**ACTION ITEM**: All entries need to be written out again exactly, without their pictures.

**RECORD SET**:
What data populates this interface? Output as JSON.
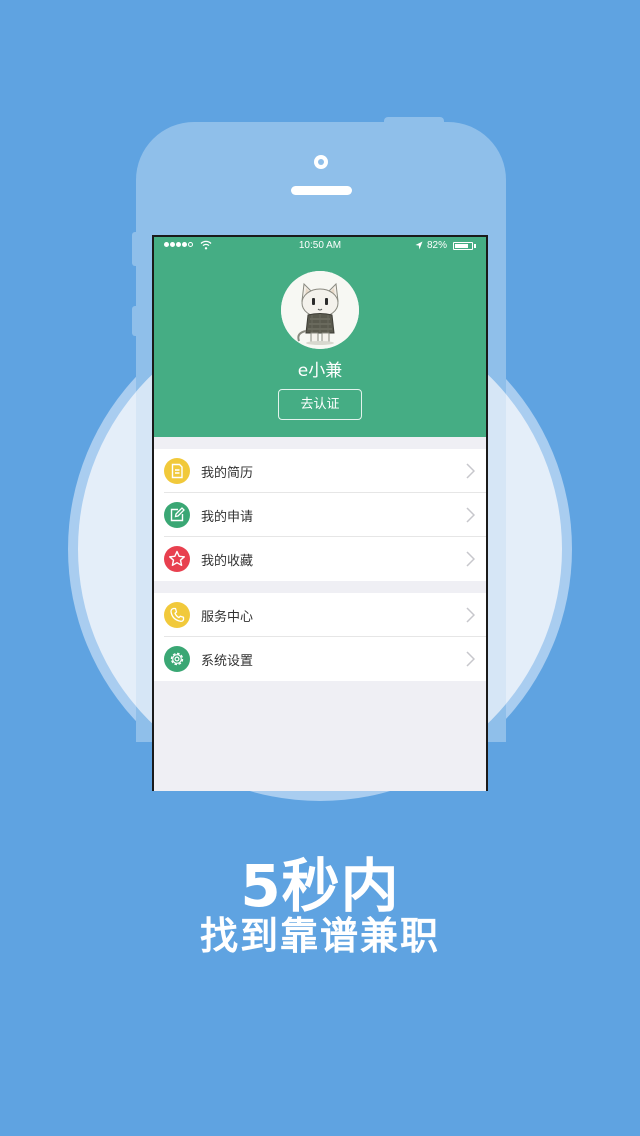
{
  "status_bar": {
    "time": "10:50 AM",
    "battery": "82%"
  },
  "profile": {
    "name": "e小兼",
    "verify_label": "去认证"
  },
  "menu_groups": [
    {
      "items": [
        {
          "label": "我的简历",
          "icon": "resume-icon",
          "color": "#f1c93b"
        },
        {
          "label": "我的申请",
          "icon": "edit-icon",
          "color": "#3aa774"
        },
        {
          "label": "我的收藏",
          "icon": "star-icon",
          "color": "#e8404f"
        }
      ]
    },
    {
      "items": [
        {
          "label": "服务中心",
          "icon": "phone-icon",
          "color": "#f1c93b"
        },
        {
          "label": "系统设置",
          "icon": "gear-icon",
          "color": "#3aa774"
        }
      ]
    }
  ],
  "tagline": {
    "line1": "5秒内",
    "line2": "找到靠谱兼职"
  },
  "colors": {
    "background": "#5fa3e1",
    "header_green": "#45ad84"
  }
}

**SOLUTION**:
What data populates this interface? Output as JSON.
{
  "status_bar": {
    "time": "10:50 AM",
    "battery": "82%"
  },
  "profile": {
    "name": "e小兼",
    "verify_label": "去认证"
  },
  "menu_groups": [
    {
      "items": [
        {
          "label": "我的简历",
          "icon": "resume-icon",
          "color": "#f1c93b"
        },
        {
          "label": "我的申请",
          "icon": "edit-icon",
          "color": "#3aa774"
        },
        {
          "label": "我的收藏",
          "icon": "star-icon",
          "color": "#e8404f"
        }
      ]
    },
    {
      "items": [
        {
          "label": "服务中心",
          "icon": "phone-icon",
          "color": "#f1c93b"
        },
        {
          "label": "系统设置",
          "icon": "gear-icon",
          "color": "#3aa774"
        }
      ]
    }
  ],
  "tagline": {
    "line1": "5秒内",
    "line2": "找到靠谱兼职"
  },
  "colors": {
    "background": "#5fa3e1",
    "header_green": "#45ad84"
  }
}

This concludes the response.